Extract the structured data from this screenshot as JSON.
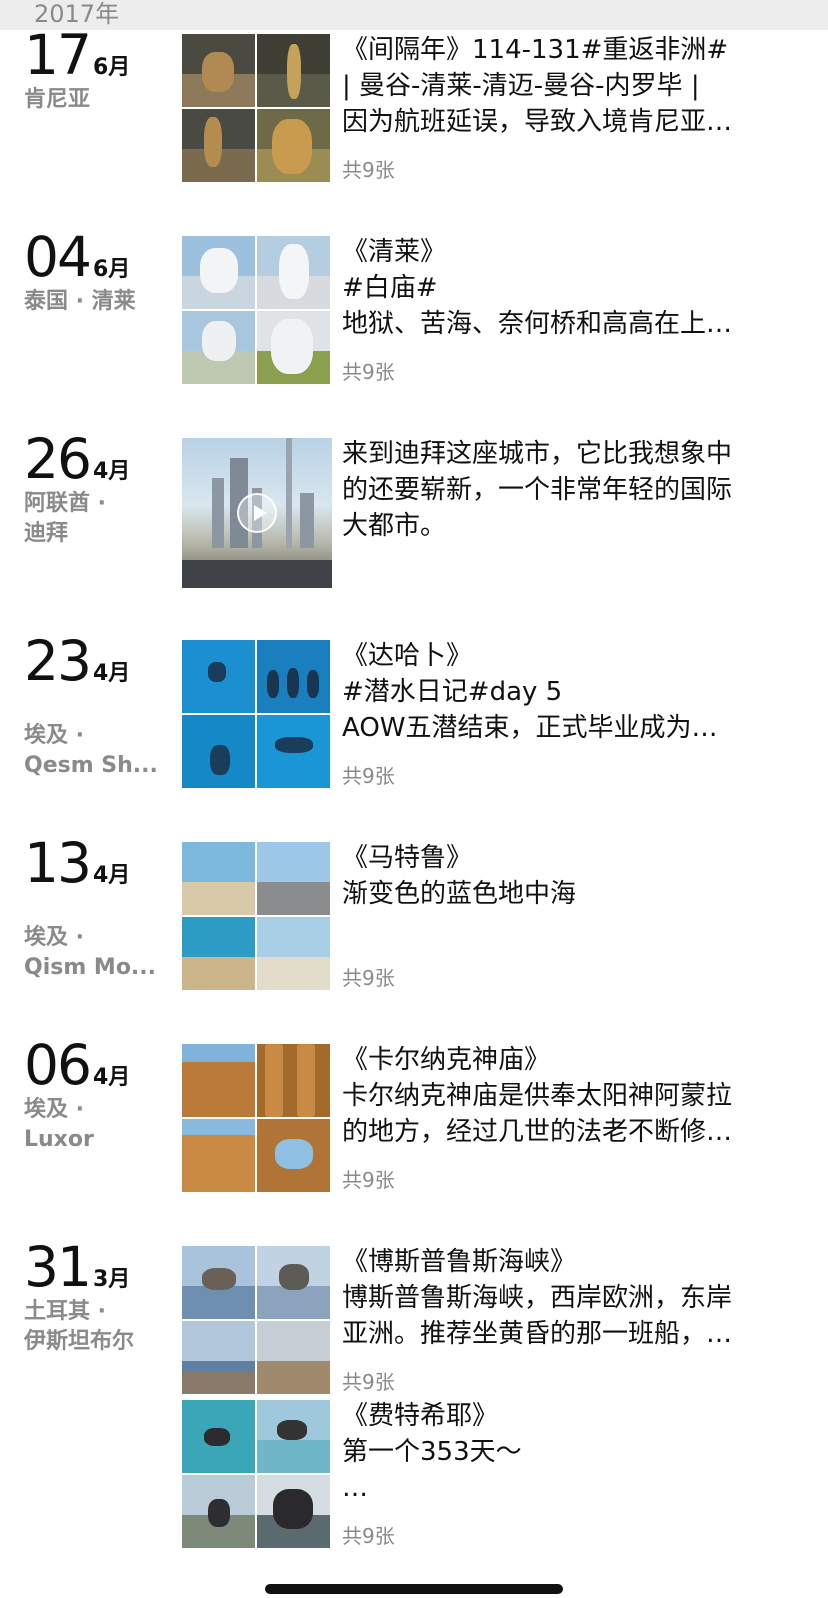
{
  "year_header": "2017年",
  "entries": [
    {
      "day": "17",
      "month": "6月",
      "location": "肯尼亚",
      "lines": [
        "《间隔年》114-131#重返非洲#",
        "| 曼谷-清莱-清迈-曼谷-内罗毕 |",
        "因为航班延误，导致入境肯尼亚…"
      ],
      "count": "共9张",
      "thumbs": [
        "#8c7a5a",
        "#5a5a48",
        "#6e6a5a",
        "#9a8c52"
      ],
      "thumb_names": [
        "lion-photo",
        "giraffe-window-photo",
        "giraffe-photo",
        "giraffe-closeup-photo"
      ]
    },
    {
      "day": "04",
      "month": "6月",
      "location": "泰国 · 清莱",
      "lines": [
        "《清莱》",
        "#白庙#",
        "地狱、苦海、奈何桥和高高在上…"
      ],
      "count": "共9张",
      "thumbs": [
        "#c9d6df",
        "#d7dbe0",
        "#cfd5d8",
        "#dfe3e6"
      ],
      "thumb_names": [
        "white-temple-photo",
        "white-temple-spire-photo",
        "white-temple-reflection-photo",
        "white-statue-photo"
      ]
    },
    {
      "day": "26",
      "month": "4月",
      "location": "阿联酋 ·\n迪拜",
      "lines": [
        "来到迪拜这座城市，它比我想象中",
        "的还要崭新，一个非常年轻的国际",
        "大都市。"
      ],
      "count": ""
    },
    {
      "day": "23",
      "month": "4月",
      "location": "埃及 ·\nQesm Sh...",
      "lines": [
        "《达哈卜》",
        "#潜水日记#day 5",
        "AOW五潜结束，正式毕业成为…"
      ],
      "count": "共9张",
      "thumbs": [
        "#1c8fd0",
        "#1a7fbf",
        "#1588c8",
        "#1a95d6"
      ],
      "thumb_names": [
        "diver-photo-1",
        "diver-group-photo",
        "diver-photo-2",
        "diver-photo-3"
      ]
    },
    {
      "day": "13",
      "month": "4月",
      "location": "埃及 ·\nQism Mo...",
      "lines": [
        "《马特鲁》",
        "渐变色的蓝色地中海",
        ""
      ],
      "count": "共9张",
      "thumbs": [
        "#3aa3c9",
        "#5bb0d4",
        "#2d9cc4",
        "#48a8cf"
      ],
      "thumb_names": [
        "sea-coast-photo",
        "sea-road-photo",
        "sea-cliff-photo",
        "sea-beach-photo"
      ]
    },
    {
      "day": "06",
      "month": "4月",
      "location": "埃及 ·\nLuxor",
      "lines": [
        "《卡尔纳克神庙》",
        "卡尔纳克神庙是供奉太阳神阿蒙拉",
        "的地方，经过几世的法老不断修…"
      ],
      "count": "共9张",
      "thumbs": [
        "#b87a36",
        "#a36a2c",
        "#c88a42",
        "#b07436"
      ],
      "thumb_names": [
        "temple-gate-photo",
        "temple-columns-photo",
        "temple-pillars-photo",
        "temple-arch-photo"
      ]
    },
    {
      "day": "31",
      "month": "3月",
      "location": "土耳其 ·\n伊斯坦布尔",
      "lines": [
        "《博斯普鲁斯海峡》",
        "博斯普鲁斯海峡，西岸欧洲，东岸",
        "亚洲。推荐坐黄昏的那一班船，…"
      ],
      "count": "共9张",
      "thumbs": [
        "#6f8fb0",
        "#8ba3bd",
        "#5f7fa3",
        "#98a2a8"
      ],
      "thumb_names": [
        "mosque-photo",
        "mosque-waterfront-photo",
        "city-shore-photo",
        "city-hill-photo"
      ]
    },
    {
      "day": "",
      "month": "",
      "location": "",
      "lines": [
        "《费特希耶》",
        "第一个353天～",
        "…"
      ],
      "count": "共9张",
      "thumbs": [
        "#3aa6b8",
        "#6fb6c8",
        "#7d8a7a",
        "#5b6a6e"
      ],
      "thumb_names": [
        "paraglide-photo-1",
        "paraglide-photo-2",
        "paraglide-photo-3",
        "paraglide-photo-4"
      ]
    }
  ]
}
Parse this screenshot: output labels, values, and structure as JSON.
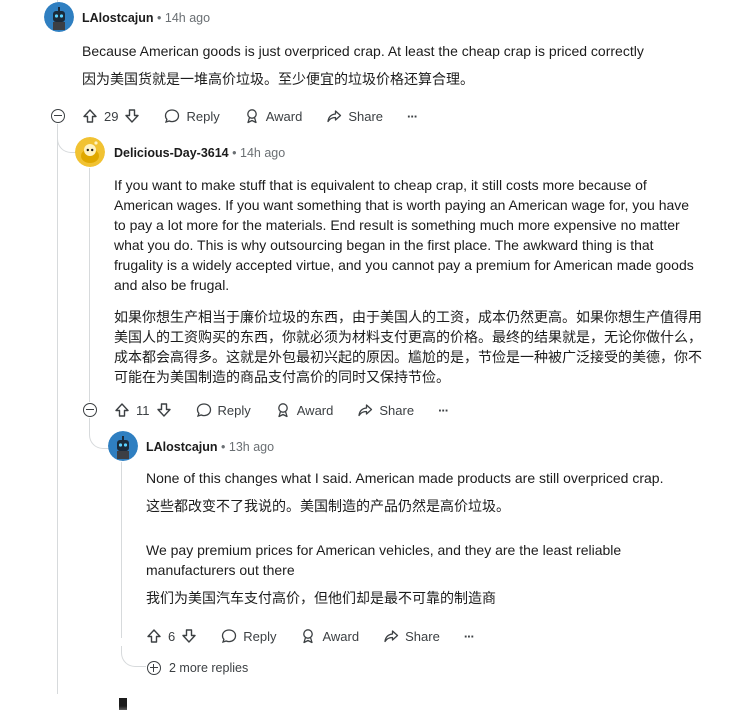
{
  "comments": [
    {
      "user": "LAlostcajun",
      "time": "14h ago",
      "text_en": "Because American goods is just overpriced crap. At least the cheap crap is priced correctly",
      "text_zh": "因为美国货就是一堆高价垃圾。至少便宜的垃圾价格还算合理。",
      "votes": "29"
    },
    {
      "user": "Delicious-Day-3614",
      "time": "14h ago",
      "text_en": "If you want to make stuff that is equivalent to cheap crap, it still costs more because of American wages. If you want something that is worth paying an American wage for, you have to pay a lot more for the materials. End result is something much more expensive no matter what you do. This is why outsourcing began in the first place. The awkward thing is that frugality is a widely accepted virtue, and you cannot pay a premium for American made goods and also be frugal.",
      "text_zh": "如果你想生产相当于廉价垃圾的东西，由于美国人的工资，成本仍然更高。如果你想生产值得用美国人的工资购买的东西，你就必须为材料支付更高的价格。最终的结果就是，无论你做什么，成本都会高得多。这就是外包最初兴起的原因。尴尬的是，节俭是一种被广泛接受的美德，你不可能在为美国制造的商品支付高价的同时又保持节俭。",
      "votes": "11"
    },
    {
      "user": "LAlostcajun",
      "time": "13h ago",
      "text_en": "None of this changes what I said. American made products are still overpriced crap.",
      "text_zh": "这些都改变不了我说的。美国制造的产品仍然是高价垃圾。",
      "text_en_2": "We pay premium prices for American vehicles, and they are the least reliable manufacturers out there",
      "text_zh_2": "我们为美国汽车支付高价，但他们却是最不可靠的制造商",
      "votes": "6"
    }
  ],
  "dot": "•",
  "actions": {
    "reply": "Reply",
    "award": "Award",
    "share": "Share",
    "more": "···"
  },
  "more_replies": "2 more replies",
  "colors": {
    "thread_line": "#d7dadc",
    "avatar_blue": "#2f7fc1",
    "avatar_yellow": "#f1c232",
    "meta_gray": "#6a6f73"
  }
}
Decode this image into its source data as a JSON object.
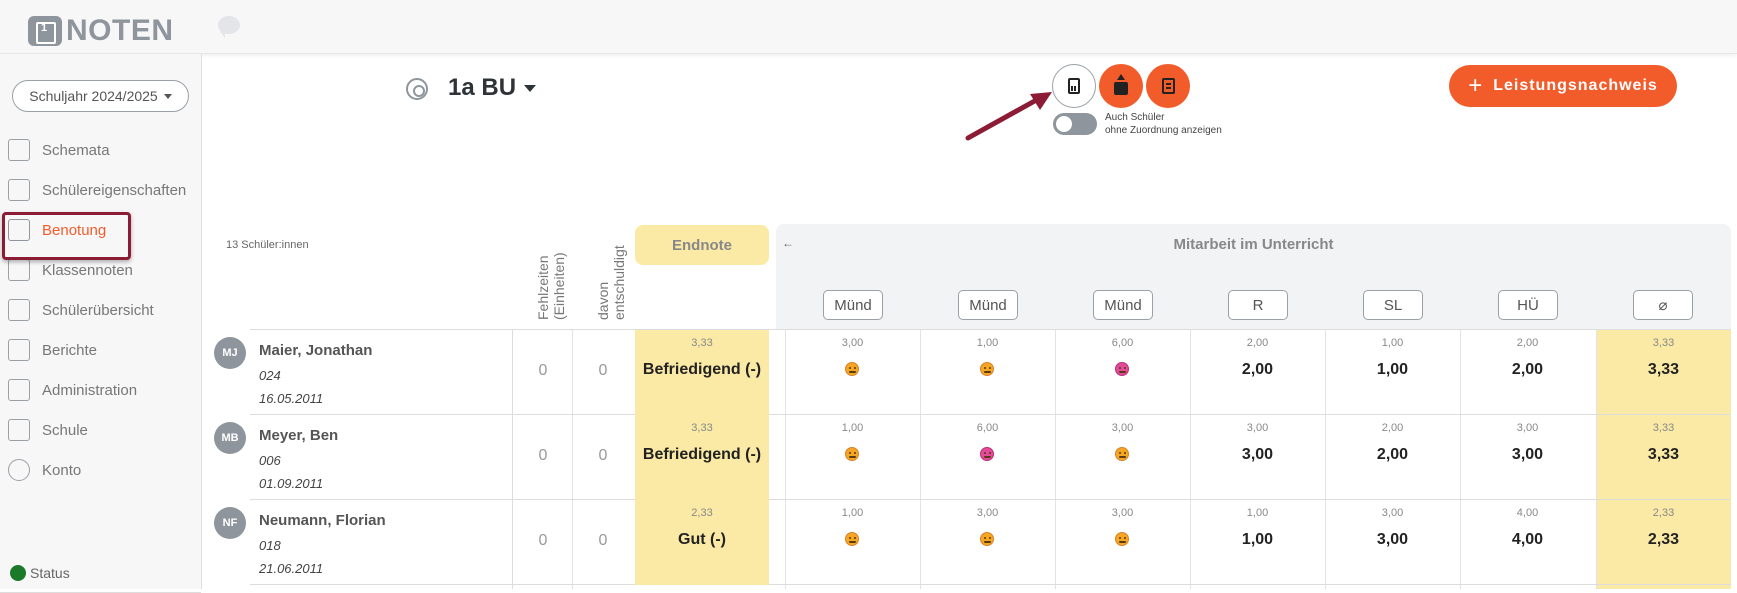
{
  "app": {
    "title": "NOTEN"
  },
  "sidebar": {
    "year_select": "Schuljahr 2024/2025",
    "items": [
      {
        "label": "Schemata",
        "icon": "schema-icon"
      },
      {
        "label": "Schülereigenschaften",
        "icon": "properties-icon"
      },
      {
        "label": "Benotung",
        "icon": "grading-icon",
        "active": true
      },
      {
        "label": "Klassennoten",
        "icon": "class-grades-icon"
      },
      {
        "label": "Schülerübersicht",
        "icon": "student-overview-icon"
      },
      {
        "label": "Berichte",
        "icon": "reports-icon"
      },
      {
        "label": "Administration",
        "icon": "administration-icon"
      },
      {
        "label": "Schule",
        "icon": "school-icon"
      },
      {
        "label": "Konto",
        "icon": "account-icon"
      }
    ],
    "status_label": "Status"
  },
  "header": {
    "class_name": "1a BU",
    "toggle_label_line1": "Auch Schüler",
    "toggle_label_line2": "ohne Zuordnung anzeigen",
    "add_button": "Leistungsnachweis"
  },
  "table": {
    "student_count": "13 Schüler:innen",
    "col_absence": "Fehlzeiten (Einheiten)",
    "col_excused": "davon entschuldigt",
    "col_final": "Endnote",
    "group_title": "Mitarbeit im Unterricht",
    "columns": [
      "Münd",
      "Münd",
      "Münd",
      "R",
      "SL",
      "HÜ",
      "⌀"
    ],
    "rows": [
      {
        "initials": "MJ",
        "name": "Maier, Jonathan",
        "number": "024",
        "dob": "16.05.2011",
        "absences": "0",
        "excused": "0",
        "final_avg": "3,33",
        "final_grade": "Befriedigend (-)",
        "small": [
          "3,00",
          "1,00",
          "6,00",
          "2,00",
          "1,00",
          "2,00",
          "3,33"
        ],
        "big": [
          "",
          "",
          "",
          "2,00",
          "1,00",
          "2,00",
          "3,33"
        ]
      },
      {
        "initials": "MB",
        "name": "Meyer, Ben",
        "number": "006",
        "dob": "01.09.2011",
        "absences": "0",
        "excused": "0",
        "final_avg": "3,33",
        "final_grade": "Befriedigend (-)",
        "small": [
          "1,00",
          "6,00",
          "3,00",
          "3,00",
          "2,00",
          "3,00",
          "3,33"
        ],
        "big": [
          "",
          "",
          "",
          "3,00",
          "2,00",
          "3,00",
          "3,33"
        ]
      },
      {
        "initials": "NF",
        "name": "Neumann, Florian",
        "number": "018",
        "dob": "21.06.2011",
        "absences": "0",
        "excused": "0",
        "final_avg": "2,33",
        "final_grade": "Gut (-)",
        "small": [
          "1,00",
          "3,00",
          "3,00",
          "1,00",
          "3,00",
          "4,00",
          "2,33"
        ],
        "big": [
          "",
          "",
          "",
          "1,00",
          "3,00",
          "4,00",
          "2,33"
        ]
      }
    ]
  },
  "colors": {
    "accent": "#f25c2b",
    "final_bg": "#fbeaa6",
    "annotation": "#8c1b35"
  }
}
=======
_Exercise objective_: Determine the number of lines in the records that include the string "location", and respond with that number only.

_Task output_: 8